When there’s an outbreak, keeping the infected away from the general population is often the best way to prevent further spread.
That analogy, however bleak, explains why a new technology set may soon power much of higher education’s IT infrastructure: container servers.
The concept — pulling together an entire runtime environment, including all of an application’s dependencies (libraries, binaries, configuration files) — has been around for some time, but more recent breakthroughs point to a future where applications will be managed more efficiently through operating systems built to run entirely in the cloud. Doing so could eliminate a lot of the pain points IT departments suffer when it comes to troubleshooting, eliminating malware and supporting updates.
Nano: A Thin Powerhouse with Remote Access
Container technology has received some extra attention thanks to buzz over Microsoft’s forthcoming Nano Server. The new package did away with a graphic user interface (GUI), 32-bit support (WOW64), MSI and several legacy Server Core components. Everything can be controlled remotely through VMware and PowerShell.
Microsoft positions the innovation as a boon for productivity and security: “Nano Server provides just the components you need — nothing else, meaning smaller server images, which reduces deployment times, decreases network bandwidth consumption and improves uptime and security.” Containers prove especially helpful for restraining certain types of vulnerabilities that could otherwise make their way into a system, says J. Colin Peterson, an independent IT consultant.
“If you shut down that activity, you’re not ruining the operation of multiple departments, so you can contain the threat,” he says. “In education, you often see various departments networked together, which can create a cumbersome IT situation. If someone gets a virus, it can mean that other areas of the organization are affected.”
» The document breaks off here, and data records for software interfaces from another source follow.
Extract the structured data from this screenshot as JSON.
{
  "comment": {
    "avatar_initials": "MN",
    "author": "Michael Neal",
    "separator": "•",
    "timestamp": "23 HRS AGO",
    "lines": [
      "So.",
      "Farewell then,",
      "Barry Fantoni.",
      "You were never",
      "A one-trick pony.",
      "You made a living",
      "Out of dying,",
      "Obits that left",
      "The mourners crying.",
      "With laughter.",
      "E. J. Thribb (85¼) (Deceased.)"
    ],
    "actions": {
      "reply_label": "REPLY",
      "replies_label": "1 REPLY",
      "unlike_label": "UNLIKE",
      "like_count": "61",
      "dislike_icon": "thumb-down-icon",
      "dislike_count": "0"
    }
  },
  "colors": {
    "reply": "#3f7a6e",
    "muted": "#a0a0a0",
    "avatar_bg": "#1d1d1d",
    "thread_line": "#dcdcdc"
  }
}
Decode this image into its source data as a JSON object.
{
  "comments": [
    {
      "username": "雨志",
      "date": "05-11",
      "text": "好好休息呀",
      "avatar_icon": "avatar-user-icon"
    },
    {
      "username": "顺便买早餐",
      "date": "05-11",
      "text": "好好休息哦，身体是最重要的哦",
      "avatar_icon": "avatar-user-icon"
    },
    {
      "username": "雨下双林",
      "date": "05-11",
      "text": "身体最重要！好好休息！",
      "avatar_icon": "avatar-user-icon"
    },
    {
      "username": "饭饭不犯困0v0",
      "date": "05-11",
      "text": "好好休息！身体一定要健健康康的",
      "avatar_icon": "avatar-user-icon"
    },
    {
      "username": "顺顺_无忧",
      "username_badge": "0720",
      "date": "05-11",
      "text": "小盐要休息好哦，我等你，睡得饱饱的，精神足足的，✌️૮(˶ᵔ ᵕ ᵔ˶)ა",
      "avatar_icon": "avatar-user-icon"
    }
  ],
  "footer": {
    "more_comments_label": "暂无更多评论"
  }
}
A lot of work remains before this specific initiative starts to roll out. James Casey, a Microsoft vice president of engineering, says the final result will require collaboration with Chef, a tool used to deploy Azure-based technology.
Built for Cloud Apps and Containers
Nano Server substantially pares down Windows Server to allow remote management and more efficient runtimes for services. It’s designed for born-in-the-cloud apps and containers, a more common environment today for larger enterprises.
Containers have typically offered an improvement over virtualization when it comes to the ability to pack more applications into a single, physical machine.
Nano Server’s impact could come should it live up to Microsoft’s pledge to offer fewer patches and faster restarts.
The technology won’t have a GUI because it’s completely headless, so it offers a substantially smaller footprint than Windows Server and lightens the load even further to focus on hosting multiple applications. Management is performed remotely through WMI and PowerShell.
Microsoft will offer a new web-based Nano Server management tool — a trade-off that promises to pay big dividends with speed and security.
No release date has been detailed yet; however, given that it’s an option in Windows Server, it could be part of the next version due out later this year.